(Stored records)
<<<<

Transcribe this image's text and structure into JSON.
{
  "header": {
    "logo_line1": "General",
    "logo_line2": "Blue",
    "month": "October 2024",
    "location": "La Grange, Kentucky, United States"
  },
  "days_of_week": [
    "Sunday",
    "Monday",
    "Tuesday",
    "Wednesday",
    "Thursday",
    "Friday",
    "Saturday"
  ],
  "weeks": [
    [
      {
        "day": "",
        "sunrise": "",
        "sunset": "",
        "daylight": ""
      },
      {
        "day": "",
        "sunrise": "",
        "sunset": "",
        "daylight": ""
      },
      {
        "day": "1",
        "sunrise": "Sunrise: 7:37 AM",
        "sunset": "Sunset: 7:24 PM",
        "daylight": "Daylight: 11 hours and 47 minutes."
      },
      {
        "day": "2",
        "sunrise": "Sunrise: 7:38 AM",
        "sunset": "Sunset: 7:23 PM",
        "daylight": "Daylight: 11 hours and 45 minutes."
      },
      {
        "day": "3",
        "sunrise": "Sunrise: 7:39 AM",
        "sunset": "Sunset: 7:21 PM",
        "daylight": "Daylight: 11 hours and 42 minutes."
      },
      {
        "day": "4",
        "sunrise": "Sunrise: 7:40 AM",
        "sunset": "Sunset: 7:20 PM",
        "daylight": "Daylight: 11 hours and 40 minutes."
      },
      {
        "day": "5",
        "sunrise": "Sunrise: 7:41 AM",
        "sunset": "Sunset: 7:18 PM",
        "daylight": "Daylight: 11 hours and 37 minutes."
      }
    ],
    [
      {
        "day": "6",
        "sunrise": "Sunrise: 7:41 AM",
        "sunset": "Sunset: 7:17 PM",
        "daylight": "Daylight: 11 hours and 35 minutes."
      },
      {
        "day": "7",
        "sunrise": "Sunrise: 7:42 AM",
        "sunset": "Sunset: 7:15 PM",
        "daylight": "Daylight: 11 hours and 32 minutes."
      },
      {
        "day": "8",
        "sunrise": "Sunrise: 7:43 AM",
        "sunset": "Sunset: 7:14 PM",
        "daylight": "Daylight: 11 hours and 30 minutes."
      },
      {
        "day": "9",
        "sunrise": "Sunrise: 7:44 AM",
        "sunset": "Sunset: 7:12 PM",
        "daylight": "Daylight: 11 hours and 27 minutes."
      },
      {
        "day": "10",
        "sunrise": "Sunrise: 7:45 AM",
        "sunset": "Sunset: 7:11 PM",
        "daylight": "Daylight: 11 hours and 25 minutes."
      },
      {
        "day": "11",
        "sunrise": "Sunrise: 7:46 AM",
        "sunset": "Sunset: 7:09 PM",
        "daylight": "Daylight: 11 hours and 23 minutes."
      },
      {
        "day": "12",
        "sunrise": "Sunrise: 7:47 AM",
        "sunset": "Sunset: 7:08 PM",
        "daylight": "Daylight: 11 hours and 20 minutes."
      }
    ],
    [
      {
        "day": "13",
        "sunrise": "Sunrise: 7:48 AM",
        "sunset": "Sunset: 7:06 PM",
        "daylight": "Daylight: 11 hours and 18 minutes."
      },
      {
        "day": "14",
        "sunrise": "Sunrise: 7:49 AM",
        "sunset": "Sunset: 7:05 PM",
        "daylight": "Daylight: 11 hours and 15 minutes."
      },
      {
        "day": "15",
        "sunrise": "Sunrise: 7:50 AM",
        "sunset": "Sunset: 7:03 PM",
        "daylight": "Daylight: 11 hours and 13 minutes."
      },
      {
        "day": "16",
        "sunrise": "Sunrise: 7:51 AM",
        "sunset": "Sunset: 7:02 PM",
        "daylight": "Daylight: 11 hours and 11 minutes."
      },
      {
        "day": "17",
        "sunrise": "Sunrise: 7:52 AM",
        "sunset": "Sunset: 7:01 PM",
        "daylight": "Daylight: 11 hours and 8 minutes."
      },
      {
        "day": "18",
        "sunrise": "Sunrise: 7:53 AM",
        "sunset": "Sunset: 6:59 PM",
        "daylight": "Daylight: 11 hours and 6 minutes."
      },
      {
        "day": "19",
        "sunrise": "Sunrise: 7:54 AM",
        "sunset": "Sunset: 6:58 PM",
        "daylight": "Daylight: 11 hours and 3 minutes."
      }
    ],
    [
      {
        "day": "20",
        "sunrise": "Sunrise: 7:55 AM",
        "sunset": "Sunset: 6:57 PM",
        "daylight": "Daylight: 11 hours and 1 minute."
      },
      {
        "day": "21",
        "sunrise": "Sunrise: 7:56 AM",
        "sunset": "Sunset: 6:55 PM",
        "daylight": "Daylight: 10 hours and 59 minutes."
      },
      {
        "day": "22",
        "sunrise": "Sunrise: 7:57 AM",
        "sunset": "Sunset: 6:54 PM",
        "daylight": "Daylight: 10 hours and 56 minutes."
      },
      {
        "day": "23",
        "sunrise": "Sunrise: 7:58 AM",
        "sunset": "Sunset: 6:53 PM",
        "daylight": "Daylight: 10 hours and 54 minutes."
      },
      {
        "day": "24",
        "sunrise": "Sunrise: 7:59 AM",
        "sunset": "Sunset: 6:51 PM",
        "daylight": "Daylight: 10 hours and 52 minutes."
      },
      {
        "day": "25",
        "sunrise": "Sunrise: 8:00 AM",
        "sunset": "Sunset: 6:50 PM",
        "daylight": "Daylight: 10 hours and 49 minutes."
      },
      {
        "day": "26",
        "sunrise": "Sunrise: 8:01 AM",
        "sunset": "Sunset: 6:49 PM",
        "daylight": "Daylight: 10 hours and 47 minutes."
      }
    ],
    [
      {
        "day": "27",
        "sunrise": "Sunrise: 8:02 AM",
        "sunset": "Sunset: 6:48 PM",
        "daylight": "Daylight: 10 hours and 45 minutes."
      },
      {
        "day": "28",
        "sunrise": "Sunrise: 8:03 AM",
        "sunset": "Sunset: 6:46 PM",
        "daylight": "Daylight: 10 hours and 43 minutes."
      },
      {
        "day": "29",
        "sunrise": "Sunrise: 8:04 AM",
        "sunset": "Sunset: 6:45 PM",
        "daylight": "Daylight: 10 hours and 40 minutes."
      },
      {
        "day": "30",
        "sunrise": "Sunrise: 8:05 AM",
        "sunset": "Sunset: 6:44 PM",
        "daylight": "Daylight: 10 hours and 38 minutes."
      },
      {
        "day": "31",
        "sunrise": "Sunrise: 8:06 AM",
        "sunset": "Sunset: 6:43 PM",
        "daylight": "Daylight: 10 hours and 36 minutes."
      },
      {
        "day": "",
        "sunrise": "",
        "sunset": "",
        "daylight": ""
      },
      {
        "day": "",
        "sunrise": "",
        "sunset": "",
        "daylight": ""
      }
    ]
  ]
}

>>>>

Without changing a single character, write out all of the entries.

Transcribe this image's text and structure into JSON.
{
  "header": {
    "logo_line1": "General",
    "logo_line2": "Blue",
    "month": "October 2024",
    "location": "La Grange, Kentucky, United States"
  },
  "days_of_week": [
    "Sunday",
    "Monday",
    "Tuesday",
    "Wednesday",
    "Thursday",
    "Friday",
    "Saturday"
  ],
  "weeks": [
    [
      {
        "day": "",
        "sunrise": "",
        "sunset": "",
        "daylight": ""
      },
      {
        "day": "",
        "sunrise": "",
        "sunset": "",
        "daylight": ""
      },
      {
        "day": "1",
        "sunrise": "Sunrise: 7:37 AM",
        "sunset": "Sunset: 7:24 PM",
        "daylight": "Daylight: 11 hours and 47 minutes."
      },
      {
        "day": "2",
        "sunrise": "Sunrise: 7:38 AM",
        "sunset": "Sunset: 7:23 PM",
        "daylight": "Daylight: 11 hours and 45 minutes."
      },
      {
        "day": "3",
        "sunrise": "Sunrise: 7:39 AM",
        "sunset": "Sunset: 7:21 PM",
        "daylight": "Daylight: 11 hours and 42 minutes."
      },
      {
        "day": "4",
        "sunrise": "Sunrise: 7:40 AM",
        "sunset": "Sunset: 7:20 PM",
        "daylight": "Daylight: 11 hours and 40 minutes."
      },
      {
        "day": "5",
        "sunrise": "Sunrise: 7:41 AM",
        "sunset": "Sunset: 7:18 PM",
        "daylight": "Daylight: 11 hours and 37 minutes."
      }
    ],
    [
      {
        "day": "6",
        "sunrise": "Sunrise: 7:41 AM",
        "sunset": "Sunset: 7:17 PM",
        "daylight": "Daylight: 11 hours and 35 minutes."
      },
      {
        "day": "7",
        "sunrise": "Sunrise: 7:42 AM",
        "sunset": "Sunset: 7:15 PM",
        "daylight": "Daylight: 11 hours and 32 minutes."
      },
      {
        "day": "8",
        "sunrise": "Sunrise: 7:43 AM",
        "sunset": "Sunset: 7:14 PM",
        "daylight": "Daylight: 11 hours and 30 minutes."
      },
      {
        "day": "9",
        "sunrise": "Sunrise: 7:44 AM",
        "sunset": "Sunset: 7:12 PM",
        "daylight": "Daylight: 11 hours and 27 minutes."
      },
      {
        "day": "10",
        "sunrise": "Sunrise: 7:45 AM",
        "sunset": "Sunset: 7:11 PM",
        "daylight": "Daylight: 11 hours and 25 minutes."
      },
      {
        "day": "11",
        "sunrise": "Sunrise: 7:46 AM",
        "sunset": "Sunset: 7:09 PM",
        "daylight": "Daylight: 11 hours and 23 minutes."
      },
      {
        "day": "12",
        "sunrise": "Sunrise: 7:47 AM",
        "sunset": "Sunset: 7:08 PM",
        "daylight": "Daylight: 11 hours and 20 minutes."
      }
    ],
    [
      {
        "day": "13",
        "sunrise": "Sunrise: 7:48 AM",
        "sunset": "Sunset: 7:06 PM",
        "daylight": "Daylight: 11 hours and 18 minutes."
      },
      {
        "day": "14",
        "sunrise": "Sunrise: 7:49 AM",
        "sunset": "Sunset: 7:05 PM",
        "daylight": "Daylight: 11 hours and 15 minutes."
      },
      {
        "day": "15",
        "sunrise": "Sunrise: 7:50 AM",
        "sunset": "Sunset: 7:03 PM",
        "daylight": "Daylight: 11 hours and 13 minutes."
      },
      {
        "day": "16",
        "sunrise": "Sunrise: 7:51 AM",
        "sunset": "Sunset: 7:02 PM",
        "daylight": "Daylight: 11 hours and 11 minutes."
      },
      {
        "day": "17",
        "sunrise": "Sunrise: 7:52 AM",
        "sunset": "Sunset: 7:01 PM",
        "daylight": "Daylight: 11 hours and 8 minutes."
      },
      {
        "day": "18",
        "sunrise": "Sunrise: 7:53 AM",
        "sunset": "Sunset: 6:59 PM",
        "daylight": "Daylight: 11 hours and 6 minutes."
      },
      {
        "day": "19",
        "sunrise": "Sunrise: 7:54 AM",
        "sunset": "Sunset: 6:58 PM",
        "daylight": "Daylight: 11 hours and 3 minutes."
      }
    ],
    [
      {
        "day": "20",
        "sunrise": "Sunrise: 7:55 AM",
        "sunset": "Sunset: 6:57 PM",
        "daylight": "Daylight: 11 hours and 1 minute."
      },
      {
        "day": "21",
        "sunrise": "Sunrise: 7:56 AM",
        "sunset": "Sunset: 6:55 PM",
        "daylight": "Daylight: 10 hours and 59 minutes."
      },
      {
        "day": "22",
        "sunrise": "Sunrise: 7:57 AM",
        "sunset": "Sunset: 6:54 PM",
        "daylight": "Daylight: 10 hours and 56 minutes."
      },
      {
        "day": "23",
        "sunrise": "Sunrise: 7:58 AM",
        "sunset": "Sunset: 6:53 PM",
        "daylight": "Daylight: 10 hours and 54 minutes."
      },
      {
        "day": "24",
        "sunrise": "Sunrise: 7:59 AM",
        "sunset": "Sunset: 6:51 PM",
        "daylight": "Daylight: 10 hours and 52 minutes."
      },
      {
        "day": "25",
        "sunrise": "Sunrise: 8:00 AM",
        "sunset": "Sunset: 6:50 PM",
        "daylight": "Daylight: 10 hours and 49 minutes."
      },
      {
        "day": "26",
        "sunrise": "Sunrise: 8:01 AM",
        "sunset": "Sunset: 6:49 PM",
        "daylight": "Daylight: 10 hours and 47 minutes."
      }
    ],
    [
      {
        "day": "27",
        "sunrise": "Sunrise: 8:02 AM",
        "sunset": "Sunset: 6:48 PM",
        "daylight": "Daylight: 10 hours and 45 minutes."
      },
      {
        "day": "28",
        "sunrise": "Sunrise: 8:03 AM",
        "sunset": "Sunset: 6:46 PM",
        "daylight": "Daylight: 10 hours and 43 minutes."
      },
      {
        "day": "29",
        "sunrise": "Sunrise: 8:04 AM",
        "sunset": "Sunset: 6:45 PM",
        "daylight": "Daylight: 10 hours and 40 minutes."
      },
      {
        "day": "30",
        "sunrise": "Sunrise: 8:05 AM",
        "sunset": "Sunset: 6:44 PM",
        "daylight": "Daylight: 10 hours and 38 minutes."
      },
      {
        "day": "31",
        "sunrise": "Sunrise: 8:06 AM",
        "sunset": "Sunset: 6:43 PM",
        "daylight": "Daylight: 10 hours and 36 minutes."
      },
      {
        "day": "",
        "sunrise": "",
        "sunset": "",
        "daylight": ""
      },
      {
        "day": "",
        "sunrise": "",
        "sunset": "",
        "daylight": ""
      }
    ]
  ]
}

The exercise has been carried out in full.